Cash-strapped Bangladesh asked Saudi Arabia for extended credit on oil supplies, Dhaka's foreign ministry said, as the South Asian nation grapples with dwindling foreign exchange reserves.
Saudi Arabia supplies more than half of Bangladesh's crude imports, but Bangladesh has been hit hard by the global surge in energy and food prices following Russia's invasion of Ukraine.
At the same time the taka has depreciated about 25 percent against the US dollar, driving up costs for petrol distributors and power utilities that have rippled across the rest of the economy.
Nationwide blackouts of up to 13 hours a day hit the electricity grid last year and the government offered food relief for households unable to afford rice and other staples.
In a meeting Wednesday with Riyadh's ambassador, foreign minister A.K. Abdul Momen asked Saudi Arabia to consider supplying crude and refined oil "on a deferred payment basis", the foreign ministry said in a statement.
The economic strains come with a general election due by next January.
The opposition Bangladesh Nationalist Party has blamed the government for the crisis, accusing it of squandering cash on multibillion-dollar vanity projects.
It has organised a series of rallies demanding Prime Minister Sheikh Hasina's resignation and an early poll under a neutral administration.
Authorities hiked retail electricity prices by five percent Tuesday, the second such increase in three weeks, while gas prices for generators were raised by an eye-watering 178 percent last month.
On Monday, the International Monetary Fund signed off on a $4.7 billion support package for Bangladesh.
The South Asian country's foreign exchange reserves have dropped from $46 billion in January last year to $32 billion at the end of last month.

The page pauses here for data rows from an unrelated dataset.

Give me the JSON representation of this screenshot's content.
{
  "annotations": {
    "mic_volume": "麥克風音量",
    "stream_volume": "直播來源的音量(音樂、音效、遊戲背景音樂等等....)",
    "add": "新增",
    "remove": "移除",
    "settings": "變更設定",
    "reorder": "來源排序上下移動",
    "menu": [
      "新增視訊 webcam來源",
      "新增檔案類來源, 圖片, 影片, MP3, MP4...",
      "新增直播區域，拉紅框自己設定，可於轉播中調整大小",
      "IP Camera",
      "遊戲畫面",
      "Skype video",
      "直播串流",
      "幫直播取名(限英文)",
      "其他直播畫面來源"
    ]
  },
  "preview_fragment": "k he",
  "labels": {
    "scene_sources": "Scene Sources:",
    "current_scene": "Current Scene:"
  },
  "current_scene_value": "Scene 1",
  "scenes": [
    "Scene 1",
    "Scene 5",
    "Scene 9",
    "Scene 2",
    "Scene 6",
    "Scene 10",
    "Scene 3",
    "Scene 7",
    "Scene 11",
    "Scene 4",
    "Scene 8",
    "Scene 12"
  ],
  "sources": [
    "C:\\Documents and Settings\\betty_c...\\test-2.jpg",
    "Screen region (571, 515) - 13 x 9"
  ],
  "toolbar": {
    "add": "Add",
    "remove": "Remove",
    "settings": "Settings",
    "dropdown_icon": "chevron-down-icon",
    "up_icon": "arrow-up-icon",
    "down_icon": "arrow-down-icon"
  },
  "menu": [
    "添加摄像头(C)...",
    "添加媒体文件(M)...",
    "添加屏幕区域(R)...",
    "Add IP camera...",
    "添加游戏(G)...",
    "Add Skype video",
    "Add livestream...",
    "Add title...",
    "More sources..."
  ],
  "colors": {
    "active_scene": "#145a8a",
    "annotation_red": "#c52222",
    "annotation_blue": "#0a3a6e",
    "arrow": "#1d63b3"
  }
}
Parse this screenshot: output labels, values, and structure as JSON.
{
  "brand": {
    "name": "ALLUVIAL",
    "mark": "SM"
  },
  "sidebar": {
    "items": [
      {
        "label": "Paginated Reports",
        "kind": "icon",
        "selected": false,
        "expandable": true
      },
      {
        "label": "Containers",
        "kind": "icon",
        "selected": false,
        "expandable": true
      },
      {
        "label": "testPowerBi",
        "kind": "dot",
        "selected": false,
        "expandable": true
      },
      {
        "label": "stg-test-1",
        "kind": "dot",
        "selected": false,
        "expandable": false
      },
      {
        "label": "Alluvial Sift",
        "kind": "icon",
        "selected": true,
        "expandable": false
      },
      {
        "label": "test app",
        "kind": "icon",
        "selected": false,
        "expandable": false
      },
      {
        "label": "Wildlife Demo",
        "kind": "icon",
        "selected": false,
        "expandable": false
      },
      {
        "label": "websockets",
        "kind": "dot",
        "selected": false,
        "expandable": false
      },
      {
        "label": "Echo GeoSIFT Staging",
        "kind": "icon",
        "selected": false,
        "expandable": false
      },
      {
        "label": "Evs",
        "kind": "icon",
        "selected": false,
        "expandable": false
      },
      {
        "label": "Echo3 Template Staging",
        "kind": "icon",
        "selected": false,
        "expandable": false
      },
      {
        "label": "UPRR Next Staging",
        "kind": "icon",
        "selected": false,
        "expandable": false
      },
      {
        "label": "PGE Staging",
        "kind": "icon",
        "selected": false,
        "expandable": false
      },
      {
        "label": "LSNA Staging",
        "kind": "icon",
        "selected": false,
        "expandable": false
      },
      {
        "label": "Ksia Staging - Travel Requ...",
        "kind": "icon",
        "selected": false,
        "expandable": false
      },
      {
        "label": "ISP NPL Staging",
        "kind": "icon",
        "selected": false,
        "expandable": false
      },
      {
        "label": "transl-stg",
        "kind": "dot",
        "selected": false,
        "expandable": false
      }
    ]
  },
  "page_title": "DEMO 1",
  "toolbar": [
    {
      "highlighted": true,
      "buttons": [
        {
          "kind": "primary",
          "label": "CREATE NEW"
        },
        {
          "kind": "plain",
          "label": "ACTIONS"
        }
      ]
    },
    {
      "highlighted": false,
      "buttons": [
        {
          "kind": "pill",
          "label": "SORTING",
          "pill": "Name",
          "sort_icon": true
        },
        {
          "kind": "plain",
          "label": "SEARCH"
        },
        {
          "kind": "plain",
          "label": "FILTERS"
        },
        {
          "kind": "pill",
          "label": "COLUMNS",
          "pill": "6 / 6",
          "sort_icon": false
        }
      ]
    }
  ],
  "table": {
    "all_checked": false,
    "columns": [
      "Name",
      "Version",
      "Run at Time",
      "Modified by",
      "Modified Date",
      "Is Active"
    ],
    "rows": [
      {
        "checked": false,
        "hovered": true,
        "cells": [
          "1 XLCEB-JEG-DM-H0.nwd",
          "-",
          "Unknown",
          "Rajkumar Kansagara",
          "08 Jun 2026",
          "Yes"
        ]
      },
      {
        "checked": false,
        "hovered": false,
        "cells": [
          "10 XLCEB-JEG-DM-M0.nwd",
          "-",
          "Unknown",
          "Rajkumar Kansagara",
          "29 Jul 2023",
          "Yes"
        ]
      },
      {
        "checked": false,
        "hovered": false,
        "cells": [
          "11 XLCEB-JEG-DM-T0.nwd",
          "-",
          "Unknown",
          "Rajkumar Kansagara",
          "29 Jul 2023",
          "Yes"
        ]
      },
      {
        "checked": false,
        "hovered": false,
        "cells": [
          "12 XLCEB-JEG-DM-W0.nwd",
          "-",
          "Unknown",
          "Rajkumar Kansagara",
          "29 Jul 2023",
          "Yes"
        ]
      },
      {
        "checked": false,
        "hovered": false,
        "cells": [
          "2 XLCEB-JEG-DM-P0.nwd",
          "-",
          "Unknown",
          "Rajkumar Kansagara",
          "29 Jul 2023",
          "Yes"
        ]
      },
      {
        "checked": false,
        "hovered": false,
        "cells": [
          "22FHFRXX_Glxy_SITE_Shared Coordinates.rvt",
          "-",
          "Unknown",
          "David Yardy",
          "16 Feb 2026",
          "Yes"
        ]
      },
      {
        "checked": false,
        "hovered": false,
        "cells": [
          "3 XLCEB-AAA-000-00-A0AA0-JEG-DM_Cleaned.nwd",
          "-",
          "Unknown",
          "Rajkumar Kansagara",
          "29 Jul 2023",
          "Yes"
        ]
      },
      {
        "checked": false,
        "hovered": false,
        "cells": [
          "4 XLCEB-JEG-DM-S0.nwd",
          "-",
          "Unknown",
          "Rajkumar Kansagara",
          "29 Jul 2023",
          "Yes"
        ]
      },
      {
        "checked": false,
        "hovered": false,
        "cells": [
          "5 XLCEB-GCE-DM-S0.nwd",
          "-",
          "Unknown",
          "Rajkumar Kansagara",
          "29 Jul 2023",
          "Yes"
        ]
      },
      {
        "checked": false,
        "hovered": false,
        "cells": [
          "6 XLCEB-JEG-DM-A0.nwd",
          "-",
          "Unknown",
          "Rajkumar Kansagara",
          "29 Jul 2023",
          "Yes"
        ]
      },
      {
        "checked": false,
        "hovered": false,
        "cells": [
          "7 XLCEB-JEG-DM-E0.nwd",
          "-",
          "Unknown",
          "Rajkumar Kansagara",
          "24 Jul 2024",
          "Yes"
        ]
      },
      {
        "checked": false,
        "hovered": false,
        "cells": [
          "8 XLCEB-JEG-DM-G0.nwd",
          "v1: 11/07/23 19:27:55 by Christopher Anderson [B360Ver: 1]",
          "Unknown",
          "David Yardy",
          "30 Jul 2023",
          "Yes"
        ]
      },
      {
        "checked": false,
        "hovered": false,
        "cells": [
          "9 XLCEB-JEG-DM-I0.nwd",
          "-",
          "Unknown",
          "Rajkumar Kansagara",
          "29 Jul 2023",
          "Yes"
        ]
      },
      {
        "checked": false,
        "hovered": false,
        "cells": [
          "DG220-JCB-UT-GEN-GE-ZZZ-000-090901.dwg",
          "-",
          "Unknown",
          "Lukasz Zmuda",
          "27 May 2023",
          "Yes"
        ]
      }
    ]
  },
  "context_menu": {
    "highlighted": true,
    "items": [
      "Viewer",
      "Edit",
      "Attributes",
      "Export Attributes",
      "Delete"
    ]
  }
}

Bangladesh's official inflation rate is around 8.7 percent but independent economists say the true figure is substantially higher.